━━━ Supplied data

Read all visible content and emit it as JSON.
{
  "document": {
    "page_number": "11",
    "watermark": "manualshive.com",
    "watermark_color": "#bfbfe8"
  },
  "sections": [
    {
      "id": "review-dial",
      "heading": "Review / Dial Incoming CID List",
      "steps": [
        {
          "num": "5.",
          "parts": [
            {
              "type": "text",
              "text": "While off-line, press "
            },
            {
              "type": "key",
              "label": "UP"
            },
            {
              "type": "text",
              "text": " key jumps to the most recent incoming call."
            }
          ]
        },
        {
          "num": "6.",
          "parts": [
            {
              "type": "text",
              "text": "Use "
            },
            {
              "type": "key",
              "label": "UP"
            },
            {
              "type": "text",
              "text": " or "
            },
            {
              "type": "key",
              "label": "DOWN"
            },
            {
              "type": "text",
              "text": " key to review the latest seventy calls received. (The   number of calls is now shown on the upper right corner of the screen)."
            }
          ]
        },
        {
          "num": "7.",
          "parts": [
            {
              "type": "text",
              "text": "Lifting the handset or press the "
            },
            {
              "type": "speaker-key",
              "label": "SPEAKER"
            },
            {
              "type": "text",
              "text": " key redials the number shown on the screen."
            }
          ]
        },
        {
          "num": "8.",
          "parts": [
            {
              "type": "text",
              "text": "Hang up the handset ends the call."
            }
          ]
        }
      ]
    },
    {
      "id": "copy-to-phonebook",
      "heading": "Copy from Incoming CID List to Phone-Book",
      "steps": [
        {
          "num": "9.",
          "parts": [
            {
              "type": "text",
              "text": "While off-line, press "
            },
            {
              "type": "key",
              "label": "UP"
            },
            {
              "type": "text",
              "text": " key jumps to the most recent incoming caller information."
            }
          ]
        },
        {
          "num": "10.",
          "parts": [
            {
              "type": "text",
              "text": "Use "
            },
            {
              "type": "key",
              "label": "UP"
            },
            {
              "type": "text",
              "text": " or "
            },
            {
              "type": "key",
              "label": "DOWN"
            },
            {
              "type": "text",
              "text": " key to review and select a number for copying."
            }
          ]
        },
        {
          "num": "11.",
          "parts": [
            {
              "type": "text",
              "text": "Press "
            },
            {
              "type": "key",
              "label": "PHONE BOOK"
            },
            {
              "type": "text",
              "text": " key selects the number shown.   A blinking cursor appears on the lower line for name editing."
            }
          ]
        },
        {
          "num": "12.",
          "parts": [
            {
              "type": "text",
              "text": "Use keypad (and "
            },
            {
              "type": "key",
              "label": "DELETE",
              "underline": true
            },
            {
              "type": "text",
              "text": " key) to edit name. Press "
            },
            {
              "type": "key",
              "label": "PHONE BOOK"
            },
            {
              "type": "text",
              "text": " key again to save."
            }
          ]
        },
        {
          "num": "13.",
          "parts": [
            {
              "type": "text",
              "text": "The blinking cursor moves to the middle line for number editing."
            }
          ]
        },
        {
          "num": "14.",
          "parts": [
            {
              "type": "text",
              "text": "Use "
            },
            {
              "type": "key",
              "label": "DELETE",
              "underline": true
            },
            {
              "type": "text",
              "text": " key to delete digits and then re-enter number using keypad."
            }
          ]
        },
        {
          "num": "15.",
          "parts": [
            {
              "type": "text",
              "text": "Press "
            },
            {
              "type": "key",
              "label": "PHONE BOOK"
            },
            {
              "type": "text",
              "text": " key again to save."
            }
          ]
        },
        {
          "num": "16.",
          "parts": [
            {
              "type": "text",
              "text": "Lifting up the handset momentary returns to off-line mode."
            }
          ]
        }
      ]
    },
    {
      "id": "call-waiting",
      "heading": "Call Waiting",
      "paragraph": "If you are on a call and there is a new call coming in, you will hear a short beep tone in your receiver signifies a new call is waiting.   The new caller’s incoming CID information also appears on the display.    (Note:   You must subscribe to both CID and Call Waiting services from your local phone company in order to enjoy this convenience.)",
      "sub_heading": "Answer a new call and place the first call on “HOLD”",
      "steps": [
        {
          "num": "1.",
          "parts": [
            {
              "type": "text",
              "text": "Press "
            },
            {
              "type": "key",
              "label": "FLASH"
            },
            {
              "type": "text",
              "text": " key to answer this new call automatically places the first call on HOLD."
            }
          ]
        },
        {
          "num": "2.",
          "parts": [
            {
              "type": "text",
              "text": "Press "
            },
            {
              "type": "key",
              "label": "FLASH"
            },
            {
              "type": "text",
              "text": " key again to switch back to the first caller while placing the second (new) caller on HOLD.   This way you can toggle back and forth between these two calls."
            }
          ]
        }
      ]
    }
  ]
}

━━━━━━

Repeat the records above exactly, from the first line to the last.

Read all visible content and emit it as JSON.
{
  "document": {
    "page_number": "11",
    "watermark": "manualshive.com",
    "watermark_color": "#bfbfe8"
  },
  "sections": [
    {
      "id": "review-dial",
      "heading": "Review / Dial Incoming CID List",
      "steps": [
        {
          "num": "5.",
          "parts": [
            {
              "type": "text",
              "text": "While off-line, press "
            },
            {
              "type": "key",
              "label": "UP"
            },
            {
              "type": "text",
              "text": " key jumps to the most recent incoming call."
            }
          ]
        },
        {
          "num": "6.",
          "parts": [
            {
              "type": "text",
              "text": "Use "
            },
            {
              "type": "key",
              "label": "UP"
            },
            {
              "type": "text",
              "text": " or "
            },
            {
              "type": "key",
              "label": "DOWN"
            },
            {
              "type": "text",
              "text": " key to review the latest seventy calls received. (The   number of calls is now shown on the upper right corner of the screen)."
            }
          ]
        },
        {
          "num": "7.",
          "parts": [
            {
              "type": "text",
              "text": "Lifting the handset or press the "
            },
            {
              "type": "speaker-key",
              "label": "SPEAKER"
            },
            {
              "type": "text",
              "text": " key redials the number shown on the screen."
            }
          ]
        },
        {
          "num": "8.",
          "parts": [
            {
              "type": "text",
              "text": "Hang up the handset ends the call."
            }
          ]
        }
      ]
    },
    {
      "id": "copy-to-phonebook",
      "heading": "Copy from Incoming CID List to Phone-Book",
      "steps": [
        {
          "num": "9.",
          "parts": [
            {
              "type": "text",
              "text": "While off-line, press "
            },
            {
              "type": "key",
              "label": "UP"
            },
            {
              "type": "text",
              "text": " key jumps to the most recent incoming caller information."
            }
          ]
        },
        {
          "num": "10.",
          "parts": [
            {
              "type": "text",
              "text": "Use "
            },
            {
              "type": "key",
              "label": "UP"
            },
            {
              "type": "text",
              "text": " or "
            },
            {
              "type": "key",
              "label": "DOWN"
            },
            {
              "type": "text",
              "text": " key to review and select a number for copying."
            }
          ]
        },
        {
          "num": "11.",
          "parts": [
            {
              "type": "text",
              "text": "Press "
            },
            {
              "type": "key",
              "label": "PHONE BOOK"
            },
            {
              "type": "text",
              "text": " key selects the number shown.   A blinking cursor appears on the lower line for name editing."
            }
          ]
        },
        {
          "num": "12.",
          "parts": [
            {
              "type": "text",
              "text": "Use keypad (and "
            },
            {
              "type": "key",
              "label": "DELETE",
              "underline": true
            },
            {
              "type": "text",
              "text": " key) to edit name. Press "
            },
            {
              "type": "key",
              "label": "PHONE BOOK"
            },
            {
              "type": "text",
              "text": " key again to save."
            }
          ]
        },
        {
          "num": "13.",
          "parts": [
            {
              "type": "text",
              "text": "The blinking cursor moves to the middle line for number editing."
            }
          ]
        },
        {
          "num": "14.",
          "parts": [
            {
              "type": "text",
              "text": "Use "
            },
            {
              "type": "key",
              "label": "DELETE",
              "underline": true
            },
            {
              "type": "text",
              "text": " key to delete digits and then re-enter number using keypad."
            }
          ]
        },
        {
          "num": "15.",
          "parts": [
            {
              "type": "text",
              "text": "Press "
            },
            {
              "type": "key",
              "label": "PHONE BOOK"
            },
            {
              "type": "text",
              "text": " key again to save."
            }
          ]
        },
        {
          "num": "16.",
          "parts": [
            {
              "type": "text",
              "text": "Lifting up the handset momentary returns to off-line mode."
            }
          ]
        }
      ]
    },
    {
      "id": "call-waiting",
      "heading": "Call Waiting",
      "paragraph": "If you are on a call and there is a new call coming in, you will hear a short beep tone in your receiver signifies a new call is waiting.   The new caller’s incoming CID information also appears on the display.    (Note:   You must subscribe to both CID and Call Waiting services from your local phone company in order to enjoy this convenience.)",
      "sub_heading": "Answer a new call and place the first call on “HOLD”",
      "steps": [
        {
          "num": "1.",
          "parts": [
            {
              "type": "text",
              "text": "Press "
            },
            {
              "type": "key",
              "label": "FLASH"
            },
            {
              "type": "text",
              "text": " key to answer this new call automatically places the first call on HOLD."
            }
          ]
        },
        {
          "num": "2.",
          "parts": [
            {
              "type": "text",
              "text": "Press "
            },
            {
              "type": "key",
              "label": "FLASH"
            },
            {
              "type": "text",
              "text": " key again to switch back to the first caller while placing the second (new) caller on HOLD.   This way you can toggle back and forth between these two calls."
            }
          ]
        }
      ]
    }
  ]
}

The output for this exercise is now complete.